ACTION ITEM | Which lines of the data hold the word "icon"? Copy all of them.

BEGIN EXCERPTED RECORDS

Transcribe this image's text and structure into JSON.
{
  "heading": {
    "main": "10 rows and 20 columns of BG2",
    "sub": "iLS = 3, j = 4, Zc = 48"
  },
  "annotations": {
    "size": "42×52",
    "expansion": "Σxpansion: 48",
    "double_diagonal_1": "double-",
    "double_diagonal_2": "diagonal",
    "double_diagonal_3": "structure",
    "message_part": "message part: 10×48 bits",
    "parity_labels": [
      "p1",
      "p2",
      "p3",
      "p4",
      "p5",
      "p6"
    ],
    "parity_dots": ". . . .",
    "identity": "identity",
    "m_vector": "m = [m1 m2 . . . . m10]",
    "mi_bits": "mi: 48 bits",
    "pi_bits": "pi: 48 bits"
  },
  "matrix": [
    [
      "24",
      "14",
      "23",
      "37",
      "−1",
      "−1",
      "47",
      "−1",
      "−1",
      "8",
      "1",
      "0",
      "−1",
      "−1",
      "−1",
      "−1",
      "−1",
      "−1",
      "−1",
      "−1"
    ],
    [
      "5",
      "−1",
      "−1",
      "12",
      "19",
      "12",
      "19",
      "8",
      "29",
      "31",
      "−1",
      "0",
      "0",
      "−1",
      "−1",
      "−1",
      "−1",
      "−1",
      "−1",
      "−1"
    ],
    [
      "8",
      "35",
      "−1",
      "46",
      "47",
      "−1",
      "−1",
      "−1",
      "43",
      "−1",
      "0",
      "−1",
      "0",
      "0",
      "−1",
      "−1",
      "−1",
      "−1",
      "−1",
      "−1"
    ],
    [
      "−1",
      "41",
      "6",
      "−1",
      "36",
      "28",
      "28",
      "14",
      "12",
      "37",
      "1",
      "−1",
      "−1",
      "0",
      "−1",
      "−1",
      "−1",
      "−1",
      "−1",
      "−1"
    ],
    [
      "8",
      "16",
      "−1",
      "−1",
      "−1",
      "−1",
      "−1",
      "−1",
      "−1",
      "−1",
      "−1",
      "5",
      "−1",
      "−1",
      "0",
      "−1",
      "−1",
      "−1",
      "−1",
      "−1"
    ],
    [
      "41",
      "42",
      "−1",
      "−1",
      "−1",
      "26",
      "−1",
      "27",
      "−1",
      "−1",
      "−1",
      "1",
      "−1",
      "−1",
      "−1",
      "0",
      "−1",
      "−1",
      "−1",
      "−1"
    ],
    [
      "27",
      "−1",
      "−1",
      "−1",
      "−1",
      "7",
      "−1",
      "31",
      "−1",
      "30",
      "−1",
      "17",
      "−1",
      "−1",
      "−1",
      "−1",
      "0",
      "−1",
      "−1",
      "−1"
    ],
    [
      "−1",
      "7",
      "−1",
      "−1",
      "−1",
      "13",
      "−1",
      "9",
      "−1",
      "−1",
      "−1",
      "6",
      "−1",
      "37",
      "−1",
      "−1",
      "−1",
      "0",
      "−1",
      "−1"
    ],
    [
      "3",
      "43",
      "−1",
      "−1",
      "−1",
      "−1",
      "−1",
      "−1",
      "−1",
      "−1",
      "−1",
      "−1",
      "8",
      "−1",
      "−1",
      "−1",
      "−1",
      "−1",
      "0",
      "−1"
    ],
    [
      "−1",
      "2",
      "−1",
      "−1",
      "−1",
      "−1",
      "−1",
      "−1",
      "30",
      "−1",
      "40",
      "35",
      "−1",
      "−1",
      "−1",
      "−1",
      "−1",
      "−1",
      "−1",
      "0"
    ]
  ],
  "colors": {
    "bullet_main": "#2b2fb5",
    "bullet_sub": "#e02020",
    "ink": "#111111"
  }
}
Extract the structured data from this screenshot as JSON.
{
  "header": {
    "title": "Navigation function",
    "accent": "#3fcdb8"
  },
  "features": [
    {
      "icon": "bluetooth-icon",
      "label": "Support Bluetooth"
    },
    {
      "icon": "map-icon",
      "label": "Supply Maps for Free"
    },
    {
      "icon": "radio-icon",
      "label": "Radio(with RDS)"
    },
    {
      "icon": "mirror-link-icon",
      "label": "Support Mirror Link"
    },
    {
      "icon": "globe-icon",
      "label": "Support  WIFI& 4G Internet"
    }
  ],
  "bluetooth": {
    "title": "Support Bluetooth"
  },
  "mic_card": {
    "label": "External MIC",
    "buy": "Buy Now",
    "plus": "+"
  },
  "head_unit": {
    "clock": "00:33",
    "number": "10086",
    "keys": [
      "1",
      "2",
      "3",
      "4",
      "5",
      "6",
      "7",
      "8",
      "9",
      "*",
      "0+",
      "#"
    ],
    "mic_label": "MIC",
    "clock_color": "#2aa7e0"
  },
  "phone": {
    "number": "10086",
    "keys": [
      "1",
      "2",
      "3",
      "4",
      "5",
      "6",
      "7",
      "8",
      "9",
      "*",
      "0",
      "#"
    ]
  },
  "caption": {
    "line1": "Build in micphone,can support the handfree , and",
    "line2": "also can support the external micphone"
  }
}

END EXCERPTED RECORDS

SOLUTION TO THIS PROBLEM |
      "icon": "bluetooth-icon",
      "icon": "map-icon",
      "icon": "radio-icon",
      "icon": "mirror-link-icon",
      "icon": "globe-icon",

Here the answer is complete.